#### Listed records:
»»
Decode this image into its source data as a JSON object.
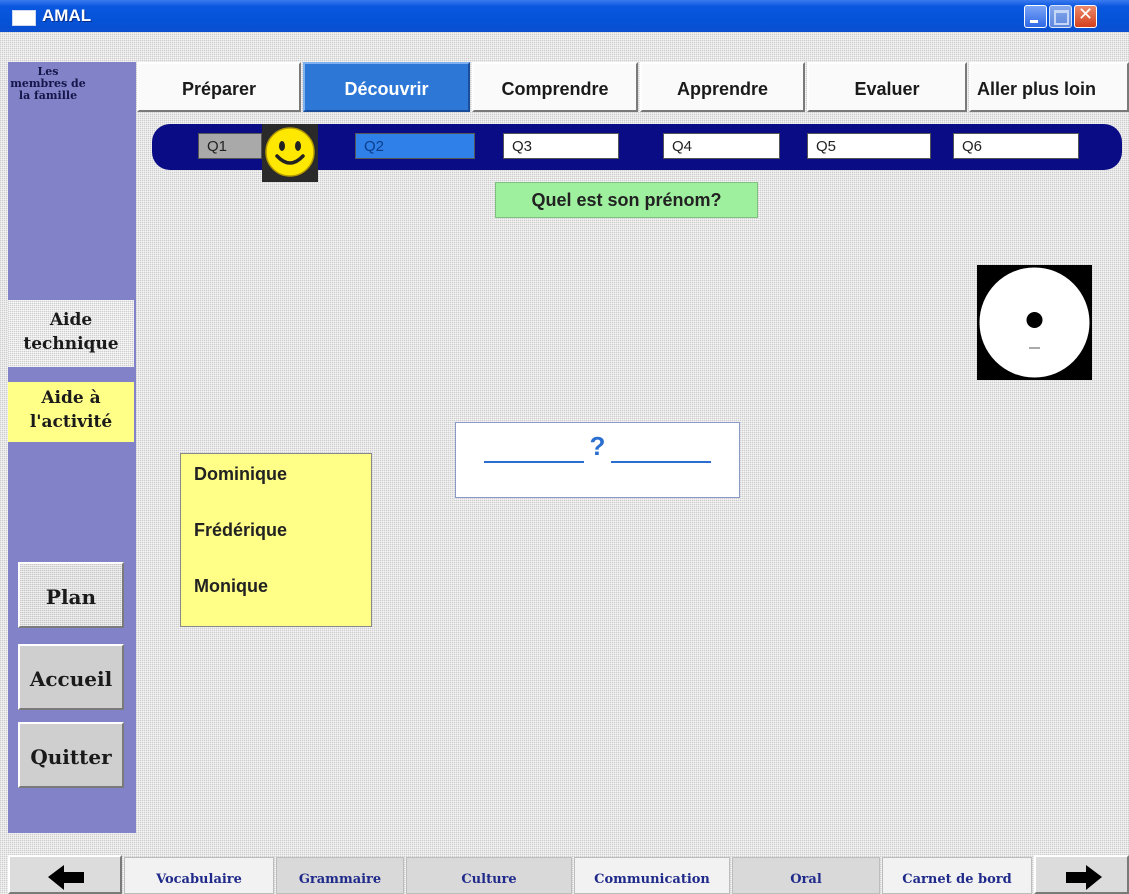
{
  "window": {
    "title": "AMAL"
  },
  "sidebar": {
    "topic_label": "Les membres de la famille",
    "help_technical": "Aide technique",
    "help_activity": "Aide à l'activité",
    "nav": {
      "plan": "Plan",
      "home": "Accueil",
      "quit": "Quitter"
    }
  },
  "tabs": [
    {
      "label": "Préparer",
      "active": false
    },
    {
      "label": "Découvrir",
      "active": true
    },
    {
      "label": "Comprendre",
      "active": false
    },
    {
      "label": "Apprendre",
      "active": false
    },
    {
      "label": "Evaluer",
      "active": false
    },
    {
      "label": "Aller plus loin",
      "active": false
    }
  ],
  "questions": [
    {
      "label": "Q1",
      "state": "answered"
    },
    {
      "label": "Q2",
      "state": "current"
    },
    {
      "label": "Q3",
      "state": "pending"
    },
    {
      "label": "Q4",
      "state": "pending"
    },
    {
      "label": "Q5",
      "state": "pending"
    },
    {
      "label": "Q6",
      "state": "pending"
    }
  ],
  "prompt": "Quel est son prénom?",
  "answer": {
    "placeholder": "?"
  },
  "choices": [
    "Dominique",
    "Frédérique",
    "Monique"
  ],
  "bottom_tabs": [
    "Vocabulaire",
    "Grammaire",
    "Culture",
    "Communication",
    "Oral",
    "Carnet de bord"
  ],
  "colors": {
    "title_bar": "#0553d8",
    "sidebar": "#8282c8",
    "active_tab": "#2d78d6",
    "question_bar": "#0a0c85",
    "prompt_bg": "#9ef09e",
    "highlight_yellow": "#ffff88",
    "answer_text": "#2a6fd0",
    "bottom_tab_text": "#1f2a8a"
  },
  "icons": {
    "feedback": "smiley-face-icon",
    "audio": "audio-cd-icon",
    "prev": "left-arrow-icon",
    "next": "right-arrow-icon"
  }
}
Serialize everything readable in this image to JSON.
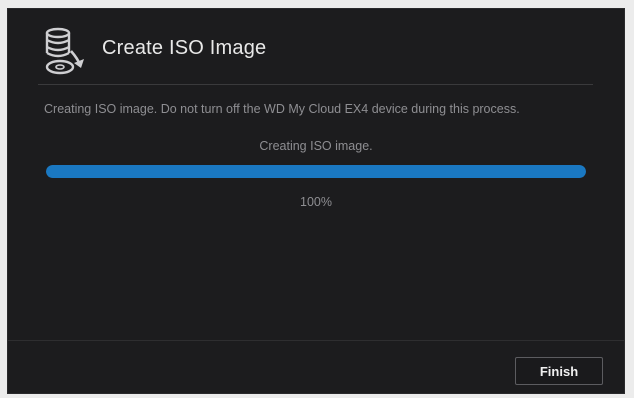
{
  "dialog": {
    "title": "Create ISO Image",
    "title_icon": "disc-image-create-icon",
    "message": "Creating ISO image. Do not turn off the WD My Cloud EX4 device during this process.",
    "status": "Creating ISO image.",
    "progress": {
      "percent_label": "100%",
      "value": 1.0
    },
    "finish_label": "Finish"
  },
  "colors": {
    "dialog_bg": "#1c1c1e",
    "accent": "#1a78c2",
    "text_primary": "#e8e8e8",
    "text_secondary": "#8e8e92"
  }
}
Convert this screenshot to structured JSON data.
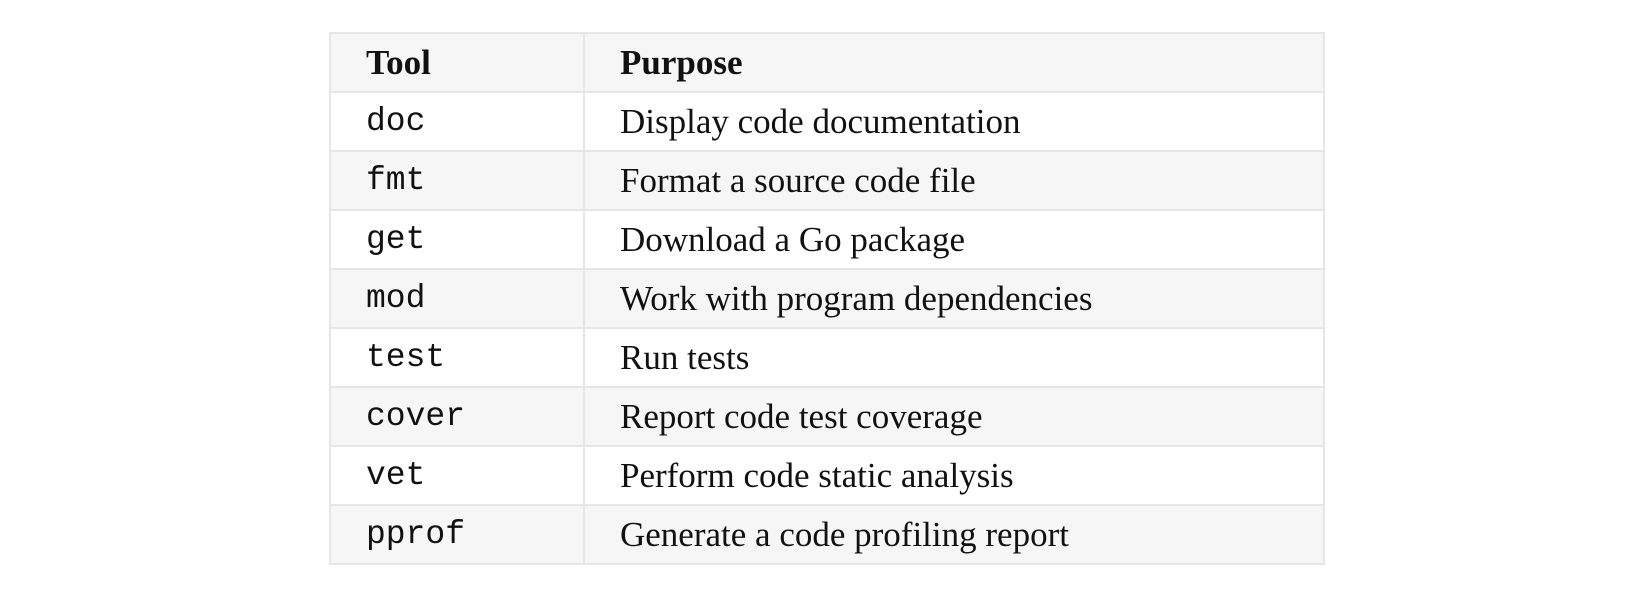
{
  "table": {
    "headers": [
      "Tool",
      "Purpose"
    ],
    "rows": [
      {
        "tool": "doc",
        "purpose": "Display code documentation"
      },
      {
        "tool": "fmt",
        "purpose": "Format a source code file"
      },
      {
        "tool": "get",
        "purpose": "Download a Go package"
      },
      {
        "tool": "mod",
        "purpose": "Work with program dependencies"
      },
      {
        "tool": "test",
        "purpose": "Run tests"
      },
      {
        "tool": "cover",
        "purpose": "Report code test coverage"
      },
      {
        "tool": "vet",
        "purpose": "Perform code static analysis"
      },
      {
        "tool": "pprof",
        "purpose": "Generate a code profiling report"
      }
    ]
  }
}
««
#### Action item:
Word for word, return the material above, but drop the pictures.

#### Response to this task:
Decode this image into its source data as a JSON object.
{
  "window": {
    "title": "AMAL"
  },
  "sidebar": {
    "topic_label": "Les membres de la famille",
    "help_technical": "Aide technique",
    "help_activity": "Aide à l'activité",
    "nav": {
      "plan": "Plan",
      "home": "Accueil",
      "quit": "Quitter"
    }
  },
  "tabs": [
    {
      "label": "Préparer",
      "active": false
    },
    {
      "label": "Découvrir",
      "active": true
    },
    {
      "label": "Comprendre",
      "active": false
    },
    {
      "label": "Apprendre",
      "active": false
    },
    {
      "label": "Evaluer",
      "active": false
    },
    {
      "label": "Aller plus loin",
      "active": false
    }
  ],
  "questions": [
    {
      "label": "Q1",
      "state": "answered"
    },
    {
      "label": "Q2",
      "state": "current"
    },
    {
      "label": "Q3",
      "state": "pending"
    },
    {
      "label": "Q4",
      "state": "pending"
    },
    {
      "label": "Q5",
      "state": "pending"
    },
    {
      "label": "Q6",
      "state": "pending"
    }
  ],
  "prompt": "Quel est son prénom?",
  "answer": {
    "placeholder": "?"
  },
  "choices": [
    "Dominique",
    "Frédérique",
    "Monique"
  ],
  "bottom_tabs": [
    "Vocabulaire",
    "Grammaire",
    "Culture",
    "Communication",
    "Oral",
    "Carnet de bord"
  ],
  "colors": {
    "title_bar": "#0553d8",
    "sidebar": "#8282c8",
    "active_tab": "#2d78d6",
    "question_bar": "#0a0c85",
    "prompt_bg": "#9ef09e",
    "highlight_yellow": "#ffff88",
    "answer_text": "#2a6fd0",
    "bottom_tab_text": "#1f2a8a"
  },
  "icons": {
    "feedback": "smiley-face-icon",
    "audio": "audio-cd-icon",
    "prev": "left-arrow-icon",
    "next": "right-arrow-icon"
  }
}
Serialize everything readable in this image to JSON.
{
  "dialog": {
    "title": "Create ISO Image",
    "title_icon": "disc-image-create-icon",
    "message": "Creating ISO image. Do not turn off the WD My Cloud EX4 device during this process.",
    "status": "Creating ISO image.",
    "progress": {
      "percent_label": "100%",
      "value": 1.0
    },
    "finish_label": "Finish"
  },
  "colors": {
    "dialog_bg": "#1c1c1e",
    "accent": "#1a78c2",
    "text_primary": "#e8e8e8",
    "text_secondary": "#8e8e92"
  }
}
Convert this screenshot to structured JSON data.
{
  "table": {
    "headers": [
      "Tool",
      "Purpose"
    ],
    "rows": [
      {
        "tool": "doc",
        "purpose": "Display code documentation"
      },
      {
        "tool": "fmt",
        "purpose": "Format a source code file"
      },
      {
        "tool": "get",
        "purpose": "Download a Go package"
      },
      {
        "tool": "mod",
        "purpose": "Work with program dependencies"
      },
      {
        "tool": "test",
        "purpose": "Run tests"
      },
      {
        "tool": "cover",
        "purpose": "Report code test coverage"
      },
      {
        "tool": "vet",
        "purpose": "Perform code static analysis"
      },
      {
        "tool": "pprof",
        "purpose": "Generate a code profiling report"
      }
    ]
  }
}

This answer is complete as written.